Is a "point-to-point" system appropriate
for an expanded offshore wind regime?
A study by the DTI Centre for Distributed Generation
and Sustainable Electrical Energy, prepared by Predrag Djapic
and Goran Strbac
concluded that economic and efficient offshore networks for wind
energy should be designed with no redundancy, as the cost of the
cables and their installation is the dominant factor in network
design. However, this was in the context of the much more limited
scenario of 8 GW of Round 1 and 2 windfarms, not the 25GW suggested
in the BERR's December announcement.
Airtricity proposes a supergrid to integrate
the functionality of interconnectors between countries with transmission
for offshore wind farms.

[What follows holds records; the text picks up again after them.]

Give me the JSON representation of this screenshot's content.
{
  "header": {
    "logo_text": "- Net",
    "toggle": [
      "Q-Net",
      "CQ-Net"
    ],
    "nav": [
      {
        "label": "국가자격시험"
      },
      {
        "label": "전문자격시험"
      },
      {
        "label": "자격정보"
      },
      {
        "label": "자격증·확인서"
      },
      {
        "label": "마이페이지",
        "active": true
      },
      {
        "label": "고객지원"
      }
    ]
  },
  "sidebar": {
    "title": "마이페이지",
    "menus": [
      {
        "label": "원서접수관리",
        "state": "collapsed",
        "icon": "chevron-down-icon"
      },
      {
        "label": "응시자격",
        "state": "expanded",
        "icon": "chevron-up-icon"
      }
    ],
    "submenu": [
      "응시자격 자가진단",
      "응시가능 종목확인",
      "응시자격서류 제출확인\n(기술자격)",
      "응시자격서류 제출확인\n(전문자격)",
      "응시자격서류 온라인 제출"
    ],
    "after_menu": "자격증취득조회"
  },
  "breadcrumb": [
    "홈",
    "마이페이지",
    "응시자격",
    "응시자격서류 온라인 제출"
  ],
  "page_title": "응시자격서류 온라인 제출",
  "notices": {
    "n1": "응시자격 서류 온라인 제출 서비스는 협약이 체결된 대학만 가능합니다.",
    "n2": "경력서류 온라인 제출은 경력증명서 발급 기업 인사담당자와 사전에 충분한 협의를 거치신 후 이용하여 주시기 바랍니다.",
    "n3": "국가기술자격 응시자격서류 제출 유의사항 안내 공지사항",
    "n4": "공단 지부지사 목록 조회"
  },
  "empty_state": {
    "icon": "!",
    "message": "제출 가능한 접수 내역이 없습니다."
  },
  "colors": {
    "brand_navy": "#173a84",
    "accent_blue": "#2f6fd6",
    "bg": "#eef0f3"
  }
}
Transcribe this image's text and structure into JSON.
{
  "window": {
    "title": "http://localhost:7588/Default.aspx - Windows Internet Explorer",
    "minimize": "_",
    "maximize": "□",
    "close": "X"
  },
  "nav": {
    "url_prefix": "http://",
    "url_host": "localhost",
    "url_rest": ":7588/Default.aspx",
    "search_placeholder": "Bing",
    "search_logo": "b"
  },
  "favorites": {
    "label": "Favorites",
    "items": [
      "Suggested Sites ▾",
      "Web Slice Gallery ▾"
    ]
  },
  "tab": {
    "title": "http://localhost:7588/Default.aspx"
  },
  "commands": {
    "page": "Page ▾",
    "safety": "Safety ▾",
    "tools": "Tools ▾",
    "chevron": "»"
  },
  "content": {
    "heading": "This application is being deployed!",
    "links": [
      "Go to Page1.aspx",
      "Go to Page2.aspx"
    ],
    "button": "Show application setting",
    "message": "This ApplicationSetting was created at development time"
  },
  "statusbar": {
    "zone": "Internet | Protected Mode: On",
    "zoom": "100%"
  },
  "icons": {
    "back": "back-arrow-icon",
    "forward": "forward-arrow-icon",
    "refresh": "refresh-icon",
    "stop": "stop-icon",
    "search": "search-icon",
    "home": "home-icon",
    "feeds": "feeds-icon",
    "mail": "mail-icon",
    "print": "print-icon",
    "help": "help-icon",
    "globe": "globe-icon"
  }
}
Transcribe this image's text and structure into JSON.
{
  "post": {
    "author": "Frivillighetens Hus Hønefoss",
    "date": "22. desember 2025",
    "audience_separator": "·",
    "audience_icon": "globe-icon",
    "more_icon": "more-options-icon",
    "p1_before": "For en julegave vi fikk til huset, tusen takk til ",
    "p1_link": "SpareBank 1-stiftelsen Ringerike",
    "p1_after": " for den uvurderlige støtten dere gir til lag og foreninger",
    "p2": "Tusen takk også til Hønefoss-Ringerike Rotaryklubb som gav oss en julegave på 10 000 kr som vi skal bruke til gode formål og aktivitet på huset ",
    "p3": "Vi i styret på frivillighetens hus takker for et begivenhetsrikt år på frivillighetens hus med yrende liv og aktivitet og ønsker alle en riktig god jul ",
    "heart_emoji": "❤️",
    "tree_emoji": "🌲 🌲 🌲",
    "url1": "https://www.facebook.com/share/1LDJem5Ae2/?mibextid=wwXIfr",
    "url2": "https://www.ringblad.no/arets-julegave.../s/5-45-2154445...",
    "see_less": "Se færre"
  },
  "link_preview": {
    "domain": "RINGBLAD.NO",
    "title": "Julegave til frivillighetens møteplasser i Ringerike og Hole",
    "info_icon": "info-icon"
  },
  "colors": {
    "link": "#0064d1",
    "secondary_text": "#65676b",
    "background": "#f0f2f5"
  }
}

It suggests that when offshore wind farms
reach distances of 6070km from the onshore grid it becomes
more cost effective to connect them to interconnectors.
This suggests that there are merits in an offshore
grid approach for the longer term. This should prove more flexible
and lend itself to the more strategic approach to grid development
that many are advocating (ie let's not wait and see what projects
come forwardlet's plan ahead).
It has taken a great deal of time to arrive
at the proposals in place today, however, and there is still disagreement
within the industry about the best approach. It is undesirable
for uncertainty over the developing offshore transmission arrangements
to destabilise the already fragile investment environment for
offshore wind farms.
Should the IPC only decide on marine projects
with a capacity of 100 MW plus?
At the very least we would prefer to see the
threshold for IPC decision making on offshore projects to be brought
down to 50MWthereby harmonising the threshold for onshore
and offshore projects.
We would ideally like to see the IPC being adequately
resourced with the manpower and skill set to deal with all major
energy projects. If that were the case it would become the most
suitable body for consenting a broad range of renewables applications
and we would like to see it dealing with most projects above a
de minimis limit. We feel that 50MW is higher than ideal
for the de minimis limit, but recognise that this is unlikely
to change. The vast bulk of consenting will therefore be undertaken
under the Town and Country Planning Regime. The REA is focussing
its efforts on seeking to ensure that the IPC's guidancethe
National Policy Statement on Renewable Energyis made as
useful to Local Authorities as possible. Admittedly this involves
expecting it to fulfil a role that it was not envisaged to play,
but we have had positive signs from BERR officials that they recognise
the benefit of this approach.
267 http://www.berr.gov.uk/files/file36129.pdf Back